A while ago I talked about my new love for mushroom hunting and what exactly it is that I love about mushrooms, but today I’d like to get into the specifics of some truly bizarre species of fungus. If you didn’t already know that mushrooms are neither animals nor plants, here are five species that will convince you!
#5 The Octopus Stinkhorn
This mushroom doesn’t have the most flattering name. It’s part of the stinkhorn species, which as their names suggest, give off a rather unpleasant smell. They give off a scent similar to roadkill or decaying flesh, attracting flies to carry off their spores.
The octopus stinkhorn looks particularly gruesome, starting off as an “egg” before four-to-seven dark red limbs emerge and split off into tentacles. The fully mature mushroom smells like rotting flesh, and looks almost alien.
Check out this timelapse of the octopus stinkhorn’s growth!
#4 The Veiled Lady
Another species of stinkhorn, the veiled lady, or bridal veil fungus, also emits a rotten stench to attract insects. It looks eerily elegant, with its long lacy “skirt” falling down to form a sort of cage. This mushroom is surprisingly edible, with a history of use in traditional Chinese medicine due to its antioxidant properties. Its silhouette and delicate details conjure images of Victorian corpse brides.
#3 Devil’s Tooth
The devil’s tooth is also called strawberries and cream, the red-juice tooth, and the bleeding tooth fungus. While the adult forms of this species are plain brown, younger mushrooms leak globules of red liquid that give off the appearance of blood. This is actually an anticoagulant similar to sap, and it disappears as the mushroom ages. The “tooth” part of its name comes from its underside, which is made up of tiny tooth-like ridges.
#4 Green Pepe
Bioluminescent mushrooms are a fantastic addition to fantasy or sci-fi landscapes, but did you know they also exist in real life? Growing in subtropical areas, bioluminescent mushrooms like the green pepe glow in the dark, adding some mystical flair to decaying logs. They only give off that gorgeous glow during humidity and only for a short amount of time, so catching a glimpse of this sight is a rare delight!

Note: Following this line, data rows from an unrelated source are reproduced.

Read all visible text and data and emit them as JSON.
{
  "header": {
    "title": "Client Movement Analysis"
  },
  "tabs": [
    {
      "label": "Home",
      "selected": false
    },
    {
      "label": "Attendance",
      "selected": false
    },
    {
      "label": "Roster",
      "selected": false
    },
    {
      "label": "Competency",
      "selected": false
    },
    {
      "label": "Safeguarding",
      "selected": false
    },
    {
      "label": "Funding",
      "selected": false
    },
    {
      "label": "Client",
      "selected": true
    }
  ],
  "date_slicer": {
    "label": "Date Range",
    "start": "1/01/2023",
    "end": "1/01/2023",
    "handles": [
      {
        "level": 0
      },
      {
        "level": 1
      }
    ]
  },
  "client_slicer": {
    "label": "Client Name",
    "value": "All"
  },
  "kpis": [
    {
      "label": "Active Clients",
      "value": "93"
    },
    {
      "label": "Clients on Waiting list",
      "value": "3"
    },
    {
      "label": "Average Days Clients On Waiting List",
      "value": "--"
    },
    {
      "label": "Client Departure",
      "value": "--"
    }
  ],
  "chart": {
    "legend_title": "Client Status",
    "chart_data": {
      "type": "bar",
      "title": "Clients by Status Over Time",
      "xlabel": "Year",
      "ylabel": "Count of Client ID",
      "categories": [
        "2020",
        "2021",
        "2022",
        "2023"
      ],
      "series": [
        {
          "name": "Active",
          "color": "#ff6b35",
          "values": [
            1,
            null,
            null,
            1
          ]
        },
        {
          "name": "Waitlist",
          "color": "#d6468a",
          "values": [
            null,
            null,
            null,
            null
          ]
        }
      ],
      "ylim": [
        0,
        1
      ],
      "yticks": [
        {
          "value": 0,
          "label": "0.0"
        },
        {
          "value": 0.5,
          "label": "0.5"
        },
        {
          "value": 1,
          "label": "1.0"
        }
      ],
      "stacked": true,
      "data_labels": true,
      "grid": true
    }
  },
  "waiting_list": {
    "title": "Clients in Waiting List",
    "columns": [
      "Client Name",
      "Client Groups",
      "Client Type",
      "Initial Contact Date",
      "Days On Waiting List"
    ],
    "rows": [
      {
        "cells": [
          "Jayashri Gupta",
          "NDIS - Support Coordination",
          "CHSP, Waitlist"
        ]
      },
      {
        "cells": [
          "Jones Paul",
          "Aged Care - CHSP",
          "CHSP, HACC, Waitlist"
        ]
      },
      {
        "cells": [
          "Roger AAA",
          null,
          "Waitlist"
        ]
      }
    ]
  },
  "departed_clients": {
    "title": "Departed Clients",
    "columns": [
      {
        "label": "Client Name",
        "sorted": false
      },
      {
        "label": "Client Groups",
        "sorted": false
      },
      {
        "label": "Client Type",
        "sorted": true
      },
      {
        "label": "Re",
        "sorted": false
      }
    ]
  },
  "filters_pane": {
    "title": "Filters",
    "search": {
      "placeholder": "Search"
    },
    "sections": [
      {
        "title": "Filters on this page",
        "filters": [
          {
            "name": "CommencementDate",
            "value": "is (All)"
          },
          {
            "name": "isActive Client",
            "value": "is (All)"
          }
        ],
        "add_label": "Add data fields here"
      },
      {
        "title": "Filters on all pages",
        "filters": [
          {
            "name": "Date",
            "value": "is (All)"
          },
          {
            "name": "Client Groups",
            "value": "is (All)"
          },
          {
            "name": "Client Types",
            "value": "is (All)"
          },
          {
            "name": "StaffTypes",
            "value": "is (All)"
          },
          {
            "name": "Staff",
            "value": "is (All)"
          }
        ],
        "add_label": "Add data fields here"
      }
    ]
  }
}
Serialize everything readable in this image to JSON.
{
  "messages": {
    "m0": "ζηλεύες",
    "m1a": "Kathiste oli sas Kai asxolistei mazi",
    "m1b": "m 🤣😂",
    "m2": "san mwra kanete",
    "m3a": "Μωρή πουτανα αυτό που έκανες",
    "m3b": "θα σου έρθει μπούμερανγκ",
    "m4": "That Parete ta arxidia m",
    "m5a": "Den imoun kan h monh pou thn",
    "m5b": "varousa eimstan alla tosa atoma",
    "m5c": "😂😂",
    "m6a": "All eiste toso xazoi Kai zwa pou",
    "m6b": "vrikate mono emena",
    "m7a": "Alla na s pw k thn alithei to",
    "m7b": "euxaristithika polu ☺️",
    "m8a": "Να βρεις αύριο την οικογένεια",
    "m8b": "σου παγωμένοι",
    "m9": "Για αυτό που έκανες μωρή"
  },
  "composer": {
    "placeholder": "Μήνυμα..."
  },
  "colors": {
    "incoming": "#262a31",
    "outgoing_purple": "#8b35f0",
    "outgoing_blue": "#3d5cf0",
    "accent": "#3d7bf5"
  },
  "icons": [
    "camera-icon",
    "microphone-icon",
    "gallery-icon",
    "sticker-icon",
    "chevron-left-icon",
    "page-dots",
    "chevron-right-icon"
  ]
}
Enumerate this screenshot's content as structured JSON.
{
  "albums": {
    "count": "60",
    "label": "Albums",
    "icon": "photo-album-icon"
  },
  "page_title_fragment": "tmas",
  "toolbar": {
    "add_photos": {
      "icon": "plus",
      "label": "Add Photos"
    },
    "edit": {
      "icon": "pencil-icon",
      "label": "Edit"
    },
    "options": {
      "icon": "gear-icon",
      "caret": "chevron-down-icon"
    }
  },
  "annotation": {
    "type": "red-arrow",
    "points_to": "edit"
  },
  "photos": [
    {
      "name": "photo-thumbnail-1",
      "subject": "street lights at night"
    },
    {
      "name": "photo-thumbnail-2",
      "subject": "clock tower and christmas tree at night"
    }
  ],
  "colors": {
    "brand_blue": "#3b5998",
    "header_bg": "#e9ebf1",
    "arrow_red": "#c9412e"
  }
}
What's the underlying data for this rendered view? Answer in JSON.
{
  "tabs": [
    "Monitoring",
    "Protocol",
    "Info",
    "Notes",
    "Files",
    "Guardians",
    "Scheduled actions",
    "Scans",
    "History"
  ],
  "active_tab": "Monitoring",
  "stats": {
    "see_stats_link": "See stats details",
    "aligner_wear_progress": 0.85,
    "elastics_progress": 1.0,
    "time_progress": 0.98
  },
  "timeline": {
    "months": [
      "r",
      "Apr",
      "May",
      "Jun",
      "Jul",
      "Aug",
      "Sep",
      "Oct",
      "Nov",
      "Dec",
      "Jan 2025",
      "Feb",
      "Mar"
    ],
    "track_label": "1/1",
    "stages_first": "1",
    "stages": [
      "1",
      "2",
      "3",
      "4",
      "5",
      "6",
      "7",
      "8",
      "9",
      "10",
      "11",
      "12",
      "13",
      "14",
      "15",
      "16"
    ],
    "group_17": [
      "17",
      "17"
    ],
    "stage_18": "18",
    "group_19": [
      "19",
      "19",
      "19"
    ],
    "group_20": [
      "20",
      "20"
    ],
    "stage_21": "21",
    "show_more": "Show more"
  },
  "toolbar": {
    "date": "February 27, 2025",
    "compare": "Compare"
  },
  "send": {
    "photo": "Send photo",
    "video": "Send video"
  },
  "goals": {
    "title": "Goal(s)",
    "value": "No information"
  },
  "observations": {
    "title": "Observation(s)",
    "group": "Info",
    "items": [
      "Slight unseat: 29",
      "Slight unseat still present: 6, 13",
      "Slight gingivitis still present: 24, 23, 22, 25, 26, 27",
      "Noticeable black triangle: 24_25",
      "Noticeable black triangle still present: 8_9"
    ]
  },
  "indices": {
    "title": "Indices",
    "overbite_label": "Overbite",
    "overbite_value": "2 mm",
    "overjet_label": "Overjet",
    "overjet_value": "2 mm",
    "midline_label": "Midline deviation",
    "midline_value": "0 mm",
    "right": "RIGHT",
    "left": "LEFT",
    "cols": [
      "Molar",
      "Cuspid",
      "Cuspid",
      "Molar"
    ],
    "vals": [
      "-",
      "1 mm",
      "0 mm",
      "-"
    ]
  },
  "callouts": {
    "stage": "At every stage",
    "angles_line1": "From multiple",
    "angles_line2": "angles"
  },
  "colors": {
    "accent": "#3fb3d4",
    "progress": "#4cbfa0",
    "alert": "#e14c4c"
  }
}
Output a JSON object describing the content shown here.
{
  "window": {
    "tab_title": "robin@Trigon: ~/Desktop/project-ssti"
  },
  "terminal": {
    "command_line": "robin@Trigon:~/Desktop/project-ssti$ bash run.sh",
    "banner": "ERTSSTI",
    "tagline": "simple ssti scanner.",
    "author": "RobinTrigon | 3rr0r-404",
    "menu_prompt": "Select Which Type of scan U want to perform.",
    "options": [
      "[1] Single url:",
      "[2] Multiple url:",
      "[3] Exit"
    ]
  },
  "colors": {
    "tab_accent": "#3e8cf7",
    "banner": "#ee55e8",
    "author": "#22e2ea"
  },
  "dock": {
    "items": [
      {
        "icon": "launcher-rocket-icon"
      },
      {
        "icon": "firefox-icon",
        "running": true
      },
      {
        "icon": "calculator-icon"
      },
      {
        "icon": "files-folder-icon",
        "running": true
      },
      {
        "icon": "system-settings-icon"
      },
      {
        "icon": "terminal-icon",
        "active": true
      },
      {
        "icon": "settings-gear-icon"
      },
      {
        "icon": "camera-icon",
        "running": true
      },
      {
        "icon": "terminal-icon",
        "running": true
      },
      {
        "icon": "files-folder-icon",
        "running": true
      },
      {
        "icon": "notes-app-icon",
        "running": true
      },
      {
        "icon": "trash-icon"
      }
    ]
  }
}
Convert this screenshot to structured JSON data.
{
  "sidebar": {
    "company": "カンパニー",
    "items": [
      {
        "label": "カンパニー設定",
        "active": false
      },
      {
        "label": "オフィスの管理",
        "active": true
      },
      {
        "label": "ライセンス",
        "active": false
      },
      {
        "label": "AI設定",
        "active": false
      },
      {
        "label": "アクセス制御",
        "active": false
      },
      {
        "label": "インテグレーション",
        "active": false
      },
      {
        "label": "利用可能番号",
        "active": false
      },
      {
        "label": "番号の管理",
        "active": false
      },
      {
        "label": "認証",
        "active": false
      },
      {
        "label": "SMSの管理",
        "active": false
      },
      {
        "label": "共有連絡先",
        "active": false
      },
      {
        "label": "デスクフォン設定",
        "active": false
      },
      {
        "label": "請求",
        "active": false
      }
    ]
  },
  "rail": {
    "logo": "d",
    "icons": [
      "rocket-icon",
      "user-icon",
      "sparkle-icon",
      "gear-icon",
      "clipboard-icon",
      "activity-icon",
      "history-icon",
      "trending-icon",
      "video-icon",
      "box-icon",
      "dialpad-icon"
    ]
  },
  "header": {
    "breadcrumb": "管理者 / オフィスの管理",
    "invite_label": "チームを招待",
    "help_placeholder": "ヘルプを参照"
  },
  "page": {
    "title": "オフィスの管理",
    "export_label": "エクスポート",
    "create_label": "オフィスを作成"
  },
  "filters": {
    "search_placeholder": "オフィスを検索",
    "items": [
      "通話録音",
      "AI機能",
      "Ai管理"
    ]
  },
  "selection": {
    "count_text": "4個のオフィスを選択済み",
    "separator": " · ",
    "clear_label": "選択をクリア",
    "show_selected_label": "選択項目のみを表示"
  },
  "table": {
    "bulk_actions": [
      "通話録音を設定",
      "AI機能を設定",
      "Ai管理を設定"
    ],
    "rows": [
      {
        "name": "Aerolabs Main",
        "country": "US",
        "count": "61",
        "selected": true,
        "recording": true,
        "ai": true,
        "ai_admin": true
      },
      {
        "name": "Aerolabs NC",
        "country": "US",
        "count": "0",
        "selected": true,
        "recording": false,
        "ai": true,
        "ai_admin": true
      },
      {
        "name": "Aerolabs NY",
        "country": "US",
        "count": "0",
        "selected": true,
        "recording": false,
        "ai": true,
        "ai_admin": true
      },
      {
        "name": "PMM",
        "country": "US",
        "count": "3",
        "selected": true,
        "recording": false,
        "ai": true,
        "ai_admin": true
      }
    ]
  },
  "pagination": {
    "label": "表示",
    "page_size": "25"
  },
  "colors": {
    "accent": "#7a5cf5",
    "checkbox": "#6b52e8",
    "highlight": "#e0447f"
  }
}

#5 Zombie Ant Fungus
Now this is something straight of a horror movie. This particular fungus is a parasite that attaches to ants, eventually breaking through their exoskeleton. The fungus spreads through the ant’s body to its brain and completely takes over. The ant is driven to climb as high as it can to the canopies, where it will then clamp its mandibles down on the vein of a leaf. The fungus anchors the ant to the leaf with mycelia (fungal roots) to keep it in place. The ant has done its duty; now, a fungal stalk breaks out of the ant’s head as all of its muscles atrophy, killing it. The stalk then releases more spores, and the cycle begins again. This process takes 4-10 days, and can destroy entire ant colonies.
This is one of my favourite types of fungus, just because of how creepy and unreal it seems.
There are plenty more weird and wonderful mushrooms and fungi in the world and it’s impossible to list them all. But this sample I’ve provided for you today proves that science fiction isn’t too far off from reality if we look close enough.